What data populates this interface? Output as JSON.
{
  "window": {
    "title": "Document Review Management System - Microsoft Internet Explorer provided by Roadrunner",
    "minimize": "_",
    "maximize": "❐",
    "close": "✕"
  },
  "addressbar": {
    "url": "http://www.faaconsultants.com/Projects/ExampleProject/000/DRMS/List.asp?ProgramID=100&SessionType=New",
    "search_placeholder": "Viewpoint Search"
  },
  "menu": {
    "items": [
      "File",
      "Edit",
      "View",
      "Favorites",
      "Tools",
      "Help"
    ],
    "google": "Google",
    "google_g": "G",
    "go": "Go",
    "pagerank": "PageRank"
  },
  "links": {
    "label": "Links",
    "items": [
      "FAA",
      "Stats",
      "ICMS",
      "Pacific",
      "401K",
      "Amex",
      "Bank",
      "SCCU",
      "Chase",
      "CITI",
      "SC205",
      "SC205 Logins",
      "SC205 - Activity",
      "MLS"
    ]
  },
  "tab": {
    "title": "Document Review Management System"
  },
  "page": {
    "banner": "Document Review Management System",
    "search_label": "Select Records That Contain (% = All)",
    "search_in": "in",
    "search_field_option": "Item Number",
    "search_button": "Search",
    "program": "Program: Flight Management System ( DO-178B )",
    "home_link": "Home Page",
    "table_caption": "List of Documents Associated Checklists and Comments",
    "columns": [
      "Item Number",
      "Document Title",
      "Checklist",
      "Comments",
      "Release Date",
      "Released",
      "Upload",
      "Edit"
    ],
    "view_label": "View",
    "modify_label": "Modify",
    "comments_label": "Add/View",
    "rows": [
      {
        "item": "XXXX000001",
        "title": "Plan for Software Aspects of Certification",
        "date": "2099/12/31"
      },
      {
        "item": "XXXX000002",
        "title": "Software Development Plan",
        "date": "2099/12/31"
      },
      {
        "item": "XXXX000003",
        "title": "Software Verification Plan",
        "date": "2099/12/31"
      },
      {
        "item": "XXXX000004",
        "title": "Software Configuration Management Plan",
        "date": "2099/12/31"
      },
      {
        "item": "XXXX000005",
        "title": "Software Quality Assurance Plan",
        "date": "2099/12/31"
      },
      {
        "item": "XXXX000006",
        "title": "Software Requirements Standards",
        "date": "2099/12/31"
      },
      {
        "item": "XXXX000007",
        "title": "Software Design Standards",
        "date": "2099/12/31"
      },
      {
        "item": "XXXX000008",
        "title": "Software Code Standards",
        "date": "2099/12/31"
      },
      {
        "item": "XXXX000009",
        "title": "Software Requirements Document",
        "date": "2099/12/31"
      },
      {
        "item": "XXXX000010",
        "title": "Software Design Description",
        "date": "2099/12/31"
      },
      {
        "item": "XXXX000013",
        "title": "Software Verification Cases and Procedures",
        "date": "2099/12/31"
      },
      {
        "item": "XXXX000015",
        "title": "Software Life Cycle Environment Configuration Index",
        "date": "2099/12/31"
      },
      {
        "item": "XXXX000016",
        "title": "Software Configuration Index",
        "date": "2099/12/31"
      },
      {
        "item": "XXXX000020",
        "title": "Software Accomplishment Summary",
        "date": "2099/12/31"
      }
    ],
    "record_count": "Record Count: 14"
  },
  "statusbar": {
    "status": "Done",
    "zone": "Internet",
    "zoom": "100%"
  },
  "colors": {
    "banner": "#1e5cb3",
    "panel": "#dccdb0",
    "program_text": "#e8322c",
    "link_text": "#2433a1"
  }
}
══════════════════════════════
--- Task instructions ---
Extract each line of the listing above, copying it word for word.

--- Solution below ---
What data populates this interface? Output as JSON.
{
  "window": {
    "title": "Document Review Management System - Microsoft Internet Explorer provided by Roadrunner",
    "minimize": "_",
    "maximize": "❐",
    "close": "✕"
  },
  "addressbar": {
    "url": "http://www.faaconsultants.com/Projects/ExampleProject/000/DRMS/List.asp?ProgramID=100&SessionType=New",
    "search_placeholder": "Viewpoint Search"
  },
  "menu": {
    "items": [
      "File",
      "Edit",
      "View",
      "Favorites",
      "Tools",
      "Help"
    ],
    "google": "Google",
    "google_g": "G",
    "go": "Go",
    "pagerank": "PageRank"
  },
  "links": {
    "label": "Links",
    "items": [
      "FAA",
      "Stats",
      "ICMS",
      "Pacific",
      "401K",
      "Amex",
      "Bank",
      "SCCU",
      "Chase",
      "CITI",
      "SC205",
      "SC205 Logins",
      "SC205 - Activity",
      "MLS"
    ]
  },
  "tab": {
    "title": "Document Review Management System"
  },
  "page": {
    "banner": "Document Review Management System",
    "search_label": "Select Records That Contain (% = All)",
    "search_in": "in",
    "search_field_option": "Item Number",
    "search_button": "Search",
    "program": "Program: Flight Management System ( DO-178B )",
    "home_link": "Home Page",
    "table_caption": "List of Documents Associated Checklists and Comments",
    "columns": [
      "Item Number",
      "Document Title",
      "Checklist",
      "Comments",
      "Release Date",
      "Released",
      "Upload",
      "Edit"
    ],
    "view_label": "View",
    "modify_label": "Modify",
    "comments_label": "Add/View",
    "rows": [
      {
        "item": "XXXX000001",
        "title": "Plan for Software Aspects of Certification",
        "date": "2099/12/31"
      },
      {
        "item": "XXXX000002",
        "title": "Software Development Plan",
        "date": "2099/12/31"
      },
      {
        "item": "XXXX000003",
        "title": "Software Verification Plan",
        "date": "2099/12/31"
      },
      {
        "item": "XXXX000004",
        "title": "Software Configuration Management Plan",
        "date": "2099/12/31"
      },
      {
        "item": "XXXX000005",
        "title": "Software Quality Assurance Plan",
        "date": "2099/12/31"
      },
      {
        "item": "XXXX000006",
        "title": "Software Requirements Standards",
        "date": "2099/12/31"
      },
      {
        "item": "XXXX000007",
        "title": "Software Design Standards",
        "date": "2099/12/31"
      },
      {
        "item": "XXXX000008",
        "title": "Software Code Standards",
        "date": "2099/12/31"
      },
      {
        "item": "XXXX000009",
        "title": "Software Requirements Document",
        "date": "2099/12/31"
      },
      {
        "item": "XXXX000010",
        "title": "Software Design Description",
        "date": "2099/12/31"
      },
      {
        "item": "XXXX000013",
        "title": "Software Verification Cases and Procedures",
        "date": "2099/12/31"
      },
      {
        "item": "XXXX000015",
        "title": "Software Life Cycle Environment Configuration Index",
        "date": "2099/12/31"
      },
      {
        "item": "XXXX000016",
        "title": "Software Configuration Index",
        "date": "2099/12/31"
      },
      {
        "item": "XXXX000020",
        "title": "Software Accomplishment Summary",
        "date": "2099/12/31"
      }
    ],
    "record_count": "Record Count: 14"
  },
  "statusbar": {
    "status": "Done",
    "zone": "Internet",
    "zoom": "100%"
  },
  "colors": {
    "banner": "#1e5cb3",
    "panel": "#dccdb0",
    "program_text": "#e8322c",
    "link_text": "#2433a1"
  }
}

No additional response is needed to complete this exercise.